On 5th July, it was announced that the European Court of Auditors is conducting an audit to find out how effectively the EU is addressing the challenges posed by e-commerce in terms of VAT and customs duties. The ECA will examine the European Commission’s regulatory and control framework for e-commerce and co-operation between Member States to ensure that VAT and customs duties on e-commerce transactions are collected in full. The ECA has published a Background Paper on the collection of VAT and customs duties on e-commerce as a source of information for those interested in the subject. The audit includes visits to the Netherlands, Austria, Germany, Ireland and Sweden.

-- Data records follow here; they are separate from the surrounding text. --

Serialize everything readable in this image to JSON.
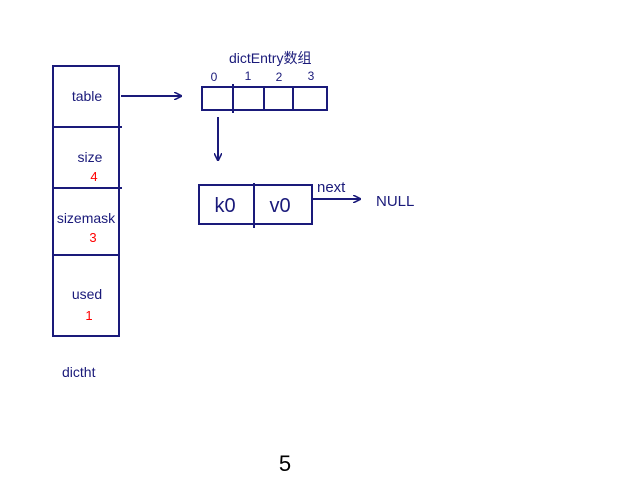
{
  "dictht": {
    "title": "dictht",
    "fields": [
      {
        "name": "table",
        "value": ""
      },
      {
        "name": "size",
        "value": "4"
      },
      {
        "name": "sizemask",
        "value": "3"
      },
      {
        "name": "used",
        "value": "1"
      }
    ]
  },
  "array": {
    "title": "dictEntry数组",
    "indices": [
      "0",
      "1",
      "2",
      "3"
    ]
  },
  "entry": {
    "key": "k0",
    "value": "v0",
    "next_label": "next",
    "null_label": "NULL"
  },
  "page_number": "5",
  "colors": {
    "stroke": "#1a1a7a",
    "label": "#1a1a7a",
    "value": "#ff0000",
    "text": "#000000"
  }
}
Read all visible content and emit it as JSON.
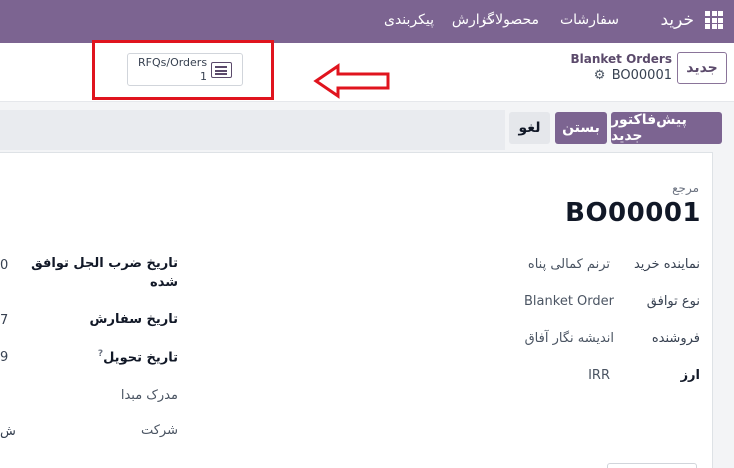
{
  "navbar": {
    "app_name": "خرید",
    "menu": [
      "سفارشات",
      "محصولات",
      "گزارش",
      "پیکربندی"
    ]
  },
  "control": {
    "new_button": "جدید",
    "breadcrumb_parent": "Blanket Orders",
    "breadcrumb_current": "BO00001",
    "smart_button": {
      "label": "RFQs/Orders",
      "count": "1"
    }
  },
  "statusbar": {
    "buttons": [
      "پیش‌فاکتور جدید",
      "بستن",
      "لغو"
    ]
  },
  "form": {
    "reference_label": "مرجع",
    "reference": "BO00001",
    "right_fields": [
      {
        "label": "نماینده خرید",
        "value": "ترنم کمالی پناه"
      },
      {
        "label": "نوع توافق",
        "value": "Blanket Order"
      },
      {
        "label": "فروشنده",
        "value": "اندیشه نگار آفاق"
      },
      {
        "label": "ارز",
        "value": "IRR"
      }
    ],
    "left_fields": [
      {
        "label_line1": "تاریخ ضرب الجل توافق",
        "label_line2": "شده",
        "value_partial": "0"
      },
      {
        "label": "تاریخ سفارش",
        "value_partial": "7"
      },
      {
        "label": "تاریخ تحویل",
        "help": "?",
        "value_partial": "9"
      },
      {
        "label": "مدرک مبدا",
        "value_partial": ""
      },
      {
        "label": "شرکت",
        "value_partial": "ش"
      }
    ]
  },
  "colors": {
    "navbar": "#7c6491",
    "primary": "#7c6491",
    "annotation": "#e0141e"
  }
}
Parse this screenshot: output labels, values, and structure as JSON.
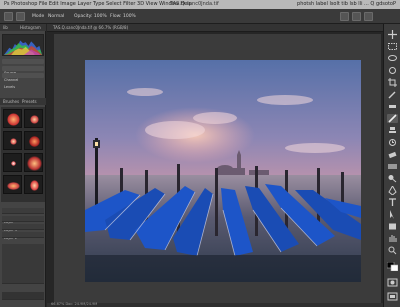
{
  "window": {
    "title": "TAS.Q.sanc0Jnda.tif",
    "menu_left": "Ps  Photoshop  File  Edit  Image  Layer  Type  Select  Filter  3D  View  Window  Help",
    "menu_right": "photsh  label  lsolt  tib  lsb  lli  ... Q  gdsotoP"
  },
  "options_bar": {
    "items": [
      "Mode",
      "Normal",
      "Opacity: 100%",
      "Flow: 100%"
    ]
  },
  "left_panel": {
    "tabs": [
      "lib",
      "Histogram"
    ],
    "tabs2": [
      "Brushes",
      "Presets"
    ],
    "histogram_colors": [
      "#d13a3a",
      "#3ac13a",
      "#3a6cd9",
      "#e0e040",
      "#c040c0"
    ],
    "rows": [
      "Source",
      "Channel",
      "Levels"
    ],
    "layer_rows": [
      "Layer",
      "Layer 1",
      "Layer 2",
      "Background"
    ]
  },
  "document": {
    "tab_label": "TAS.Q.sanc0Jnda.tif @ 66.7% (RGB/8)",
    "status": "66.67%  Doc: 24.9M/24.9M"
  },
  "photo": {
    "sky_top": "#5670a8",
    "sky_mid": "#d49aa8",
    "horizon": "#f2c9a4",
    "water": "#3d4a5f",
    "gondola": "#1d55c8"
  }
}
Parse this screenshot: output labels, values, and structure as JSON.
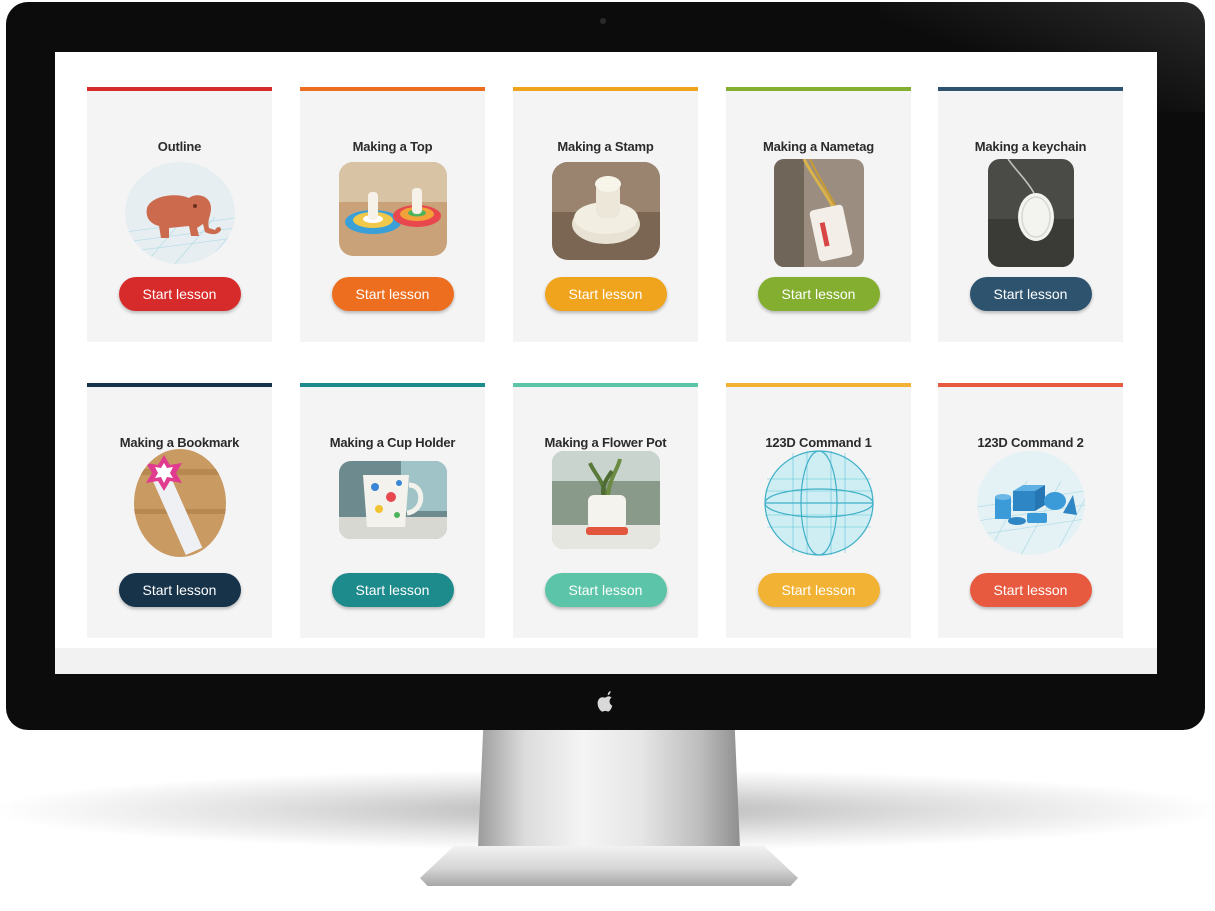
{
  "colors": {
    "red": "#d72a2a",
    "orange": "#ee6e1f",
    "amber": "#f0a31c",
    "green": "#83ae2f",
    "steel": "#2d536f",
    "navy": "#17334a",
    "teal": "#1d8a8c",
    "mint": "#5cc4a8",
    "yellow": "#f2b233",
    "coral": "#e85a3f"
  },
  "lessons": [
    {
      "title": "Outline",
      "button": "Start lesson",
      "color": "#d72a2a",
      "image": "elephant-model-icon"
    },
    {
      "title": "Making a Top",
      "button": "Start lesson",
      "color": "#ee6e1f",
      "image": "spinning-top-photo"
    },
    {
      "title": "Making a Stamp",
      "button": "Start lesson",
      "color": "#f0a31c",
      "image": "stamp-photo"
    },
    {
      "title": "Making a Nametag",
      "button": "Start lesson",
      "color": "#83ae2f",
      "image": "nametag-photo"
    },
    {
      "title": "Making a keychain",
      "button": "Start lesson",
      "color": "#2d536f",
      "image": "keychain-photo"
    },
    {
      "title": "Making a Bookmark",
      "button": "Start lesson",
      "color": "#17334a",
      "image": "bookmark-photo"
    },
    {
      "title": "Making a Cup Holder",
      "button": "Start lesson",
      "color": "#1d8a8c",
      "image": "cup-holder-photo"
    },
    {
      "title": "Making a Flower Pot",
      "button": "Start lesson",
      "color": "#5cc4a8",
      "image": "flower-pot-photo"
    },
    {
      "title": "123D Command 1",
      "button": "Start lesson",
      "color": "#f2b233",
      "image": "sphere-wireframe-icon"
    },
    {
      "title": "123D Command 2",
      "button": "Start lesson",
      "color": "#e85a3f",
      "image": "primitive-shapes-icon"
    }
  ]
}
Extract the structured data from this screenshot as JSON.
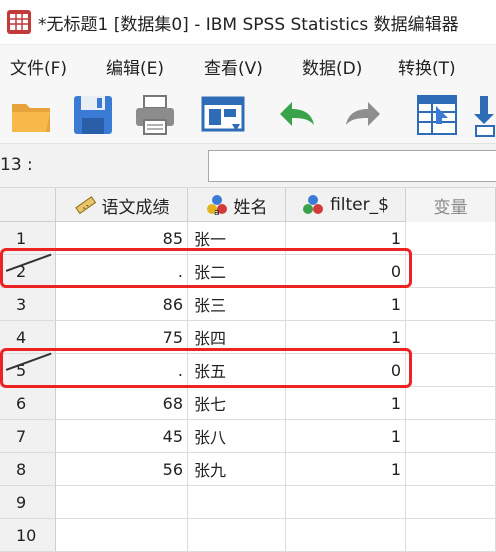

The report is expected to be published in mid-2019. The background paper says that e-commerce is prone to irregularities concerning VAT and customs duties and these directly affect the Member States’ budgets and, indirectly, that of the EU (by reducing the Member States’ customs duties and VAT-based contributions to the EU). Issues identified in the paper include – reliance on traders co-operating voluntarily; Member States have no enforcement powers outside their own jurisdiction, especially in relation to non-EU traders; B2C transactions are not covered by the VAT information exchange system (VIES); and the tax authorities of the country of registration (or the Member State of identification) have little incentive to carry out proper checks on suppliers because any VAT discovered belongs to the Member State of consumption.
The background paper is at –